Final speaker was Inga Paterson who has worked at Abertay for nine years as the programme tutor in the Computer Arts Course. Inga describes it as a “first generation course” and explains further that these opportunities to go into the creative industries didn’t exist as the technology hadn’t been realised to a level to support them prior to this; “So all the courses that exist are really the first generation of their kind.”
The collective involved in creating these courses, given their many diverse creative backgrounds, made the thinking about it very stimulating. So it was a creation process and not a case of taking something that was pre-existing but generating something more appropriate for the new opportunities. Now this has developed into an Institute of Arts, Media and Computer Games so it’s become a real core of what Abertay does.
This brand new approach was quite nerve-racking at times, particularly before we had any honours graduates who had managed to get jobs, “because that was the critical bit”. Fortunately they did and many have gone on to be in key positions within the games industry.
From architecture to information technology
Inga’s career started with graduating in architecture, a male dominated area at the time, Inga being quick to draw the similarities between this and digital media when she entered that field. The big flaw in picking architecture was the fact she hated being on building sites as there was no real life experience in their course. Now Abertay look towards developing their courses hand in hand with this experience.
Initial links to computers were through Computer Aided Design (CAD) and she saw many other outlets to the technology deciding to do a course in Information Technology at Strathclyde University. Mostly to do with her “inner geek” but somewhat influenced by her last employer in the architecture field who required her to wear a skirt on a building site. Inga describes them as, “not the most enlightened place”. Indeed!
Inga then went on to discuss the international hobo website which has done some research and a survey called Brainhex. There are seven different classes and elements of what type of gamer you are. This identifies what type of games you like to play and Inga herself is a Seeker with sub class Daredevil. [We’ll wait for you to get back after you’ve checked -Ed]
It breaks down the polarisation of men like playing this type of game and women like these games as Inga thinks “we’re more diverse in both genders than that”. This type of study makes the whole discussion there “way more interesting” reducing the stereotypes often forced by the media of what women and men may want in their gaming experience.
All three speakers were fascinating to listen to and showed a varied path into the industry they now are a part of. Through dealing with adversity, change or a dedication to be involved their stories kept us entertained for an hour.

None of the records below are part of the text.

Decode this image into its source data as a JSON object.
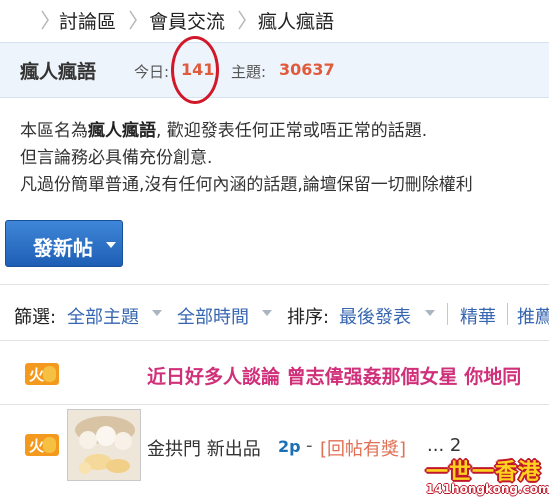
{
  "breadcrumb": {
    "items": [
      "討論區",
      "會員交流",
      "瘋人瘋語"
    ]
  },
  "forum": {
    "name": "瘋人瘋語",
    "today_label": "今日:",
    "today_count": "141",
    "topics_label": "主題:",
    "topics_count": "30637"
  },
  "description": {
    "line1_prefix": "本區名為",
    "line1_name": "瘋人瘋語",
    "line1_suffix": ", 歡迎發表任何正常或唔正常的話題.",
    "line2": "但言論務必具備充份創意.",
    "line3": "凡過份簡單普通,沒有任何內涵的話題,論壇保留一切刪除權利"
  },
  "new_post": {
    "label": "發新帖"
  },
  "filters": {
    "filter_label": "篩選:",
    "all_topics": "全部主題",
    "all_time": "全部時間",
    "sort_label": "排序:",
    "last_post": "最後發表",
    "digest": "精華",
    "recommend": "推薦"
  },
  "threads": [
    {
      "badge": "火",
      "title": "近日好多人談論 曾志偉强姦那個女星 你地同"
    },
    {
      "badge": "火",
      "title": "金拱門 新出品",
      "pages": "2p",
      "dash": "-",
      "tag": "[回帖有獎]",
      "more": "... 2"
    }
  ],
  "watermark": {
    "text": "一世一香港",
    "url": "141hongkong.com"
  },
  "colors": {
    "accent": "#3766b0",
    "stat": "#e05b3c",
    "hot_title": "#d0307a",
    "annotation": "#d0182a"
  }
}
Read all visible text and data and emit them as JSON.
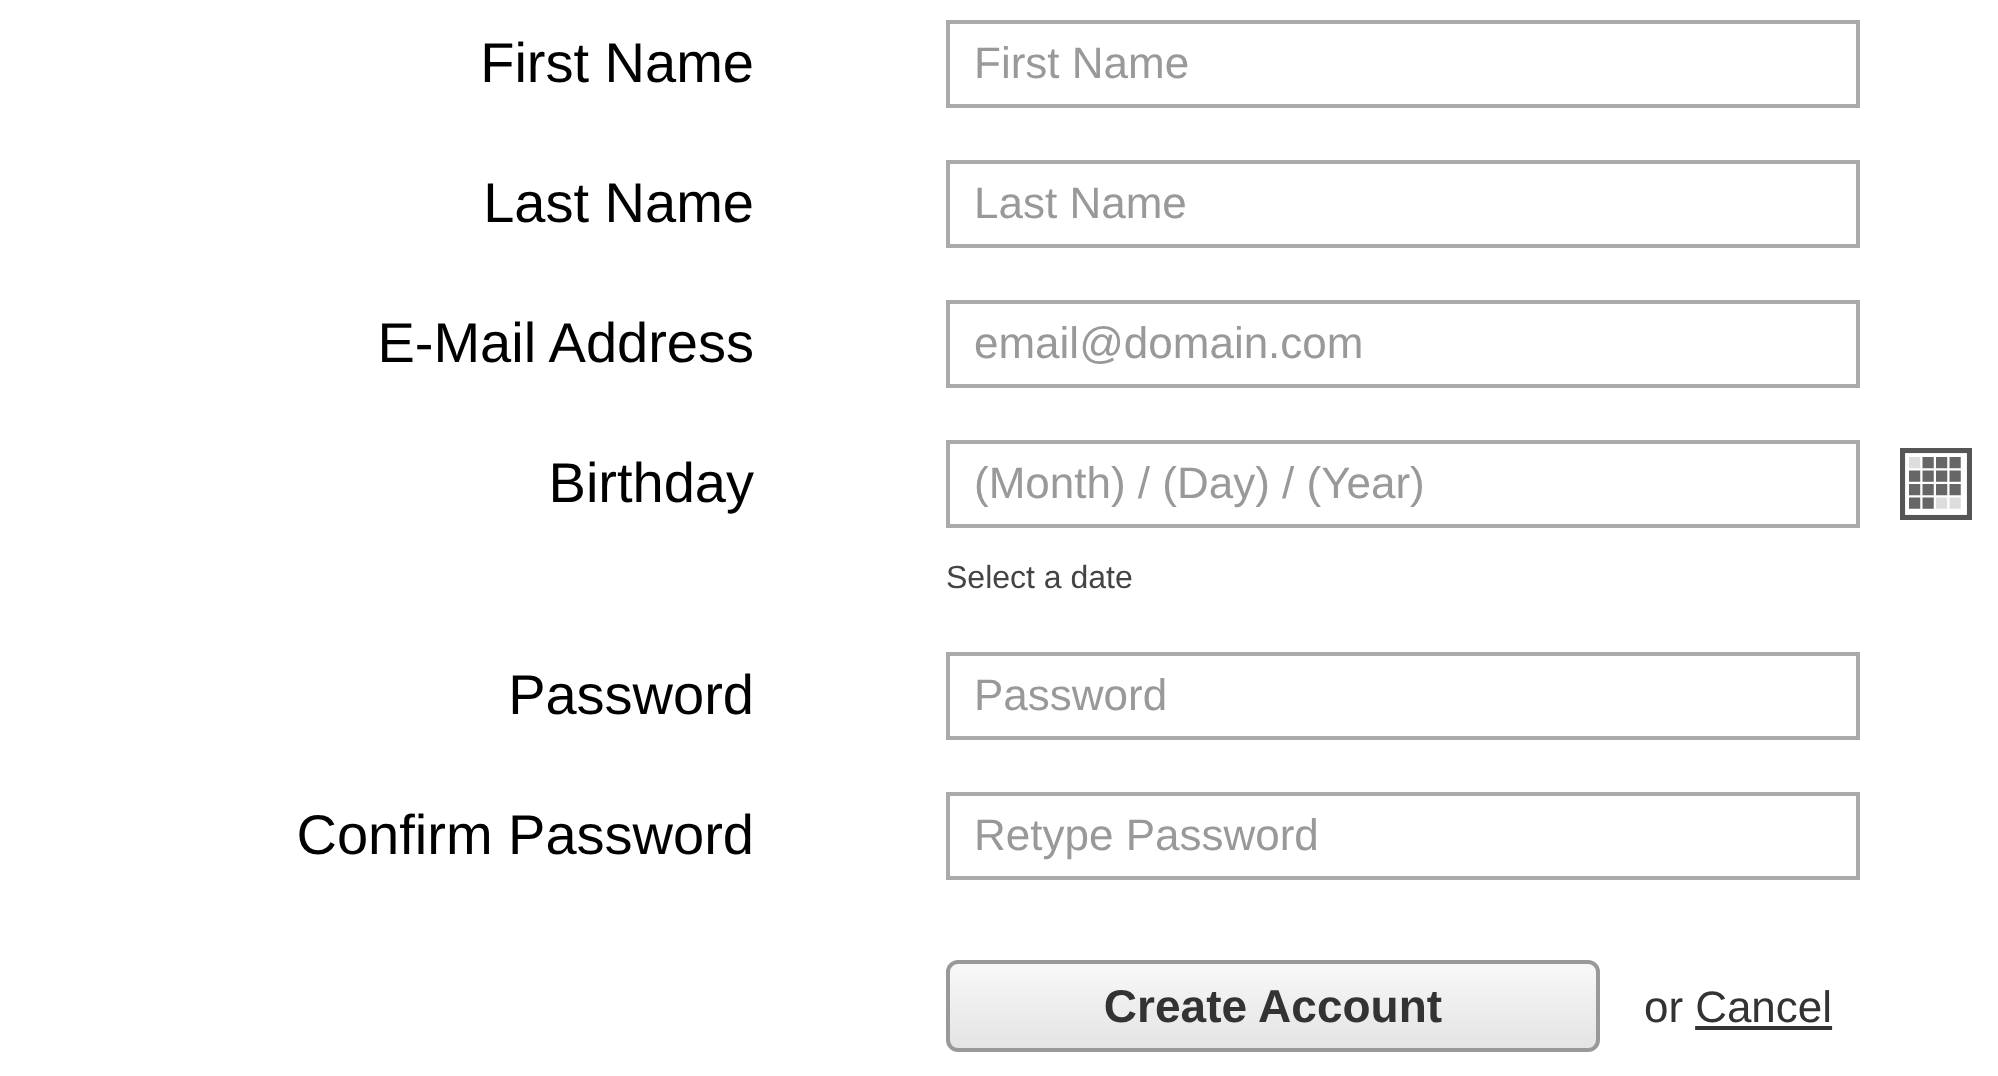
{
  "fields": [
    {
      "label": "First Name",
      "placeholder": "First Name",
      "kind": "text"
    },
    {
      "label": "Last Name",
      "placeholder": "Last Name",
      "kind": "text"
    },
    {
      "label": "E-Mail Address",
      "placeholder": "email@domain.com",
      "kind": "text"
    },
    {
      "label": "Birthday",
      "placeholder": "(Month) / (Day) / (Year)",
      "kind": "date",
      "hint": "Select a date"
    },
    {
      "label": "Password",
      "placeholder": "Password",
      "kind": "text"
    },
    {
      "label": "Confirm Password",
      "placeholder": "Retype Password",
      "kind": "text"
    }
  ],
  "submit": "Create Account",
  "separator": "or",
  "cancel": "Cancel"
}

In the next part we’ll cover the Q and A session where all three speakers gave some interesting views on videogames and other experiences
Click the link if you’d like to learn more about Girl Geek Scotland.